Happy days are here again, provided they ever left to begin with, as AFL players enjoy pay envelopes that would have seemed the stuff of dreams a few years ago.
Such is the largesse of the 18 clubs that make up the 2017 Toyota AFL Premiership competition that players are taking on roles as financial advisors to one another.
One star player, 2016 Brownlow Medal winner Patrick Dangerfield, has cautioned Josh Kelly of the Greater Western Sydney Giants to think twice before accepting a nine-year tenure from the North Melbourne Kangaroos, because even though the term offers job security, in nine years’ time, the reported $1 million per season offer the Roos have tabled might turn out to be the bargain of the decade.
Dangerfield points out that nine years in AFL age is akin to 54 years in the lifespan of a human, so in five years, the money Kelly is looking at now might be insignificant.
Salary caps will most likely go up, especially if an anxious broadcaster wants to secure video rights long term.
There is certainly precedent for Dangerfield’s cautionary words to Kelly.
Professional sports leagues around the world are seemingly an unstoppable growth juggernaut. In the U.S., a professional rugby league is in the works, and yes, they do play Rules footy there, along with cricket. If U.S. viewers can be persuaded that the hot trend is toward rugby, Rules, or even cricket, deep-pocketed tech billionaires will be swarming Sydney and Melbourne looking for established talent.
Players such as Dangerfield and Kelly could easily see $US 5 million ($AUD6.68 million) contracts being tossed around like confetti.
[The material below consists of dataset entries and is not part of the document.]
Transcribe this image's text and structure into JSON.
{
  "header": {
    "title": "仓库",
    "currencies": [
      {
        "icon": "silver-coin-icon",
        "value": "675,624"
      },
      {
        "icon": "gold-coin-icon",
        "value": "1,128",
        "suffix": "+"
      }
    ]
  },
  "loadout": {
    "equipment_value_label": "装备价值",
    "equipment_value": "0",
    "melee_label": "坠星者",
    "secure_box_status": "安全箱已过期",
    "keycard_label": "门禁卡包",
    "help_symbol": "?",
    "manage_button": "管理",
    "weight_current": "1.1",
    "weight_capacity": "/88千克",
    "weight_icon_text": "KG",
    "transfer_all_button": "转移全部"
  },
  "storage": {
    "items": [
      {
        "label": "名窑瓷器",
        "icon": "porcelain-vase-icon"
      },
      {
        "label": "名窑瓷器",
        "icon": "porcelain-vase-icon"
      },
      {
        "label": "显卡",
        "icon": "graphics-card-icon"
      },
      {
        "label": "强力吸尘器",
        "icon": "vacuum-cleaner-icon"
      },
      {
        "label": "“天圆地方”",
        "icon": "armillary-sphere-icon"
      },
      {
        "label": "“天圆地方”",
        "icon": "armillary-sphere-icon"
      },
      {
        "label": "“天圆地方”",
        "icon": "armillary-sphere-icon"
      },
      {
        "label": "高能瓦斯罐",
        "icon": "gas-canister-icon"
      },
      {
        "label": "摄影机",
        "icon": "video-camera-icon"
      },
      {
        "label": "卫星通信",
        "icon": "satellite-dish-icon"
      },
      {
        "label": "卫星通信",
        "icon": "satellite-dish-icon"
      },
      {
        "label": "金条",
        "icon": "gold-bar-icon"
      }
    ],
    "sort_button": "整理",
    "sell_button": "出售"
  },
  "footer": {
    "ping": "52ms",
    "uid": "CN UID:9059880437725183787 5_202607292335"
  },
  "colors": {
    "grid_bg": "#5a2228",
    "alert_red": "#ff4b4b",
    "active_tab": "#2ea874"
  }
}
It would seem, from observation, however, that U.S. teams seldom offer contracts beyond five years, and that only in extreme circumstances.
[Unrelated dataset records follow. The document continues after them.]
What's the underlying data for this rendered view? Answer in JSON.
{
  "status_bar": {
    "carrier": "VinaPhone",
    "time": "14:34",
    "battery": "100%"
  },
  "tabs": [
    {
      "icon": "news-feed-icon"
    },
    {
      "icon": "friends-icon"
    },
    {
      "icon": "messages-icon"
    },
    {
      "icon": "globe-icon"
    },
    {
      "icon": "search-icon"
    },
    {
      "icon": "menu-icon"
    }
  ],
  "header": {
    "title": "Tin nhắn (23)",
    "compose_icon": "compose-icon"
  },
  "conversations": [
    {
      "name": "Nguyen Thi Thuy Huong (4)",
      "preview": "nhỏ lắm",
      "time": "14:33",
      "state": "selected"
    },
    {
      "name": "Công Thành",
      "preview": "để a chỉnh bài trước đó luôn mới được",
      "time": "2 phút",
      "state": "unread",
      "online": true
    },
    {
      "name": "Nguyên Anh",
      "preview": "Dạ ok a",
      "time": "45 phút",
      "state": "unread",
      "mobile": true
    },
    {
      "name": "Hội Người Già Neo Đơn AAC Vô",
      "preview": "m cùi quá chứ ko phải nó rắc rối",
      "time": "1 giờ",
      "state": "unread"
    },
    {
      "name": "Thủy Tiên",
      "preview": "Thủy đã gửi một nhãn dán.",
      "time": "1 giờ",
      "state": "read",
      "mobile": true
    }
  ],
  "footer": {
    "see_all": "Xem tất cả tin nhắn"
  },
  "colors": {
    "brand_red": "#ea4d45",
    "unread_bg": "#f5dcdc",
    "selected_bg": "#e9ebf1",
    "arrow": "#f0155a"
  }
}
As for the AFL, the case of Alastair Lynch crossing from Fitzroy to Brisbane in the early 1990s on a 10-year deal lost value when a massive increase in player payments made Lynch’s salary deal seem paltry.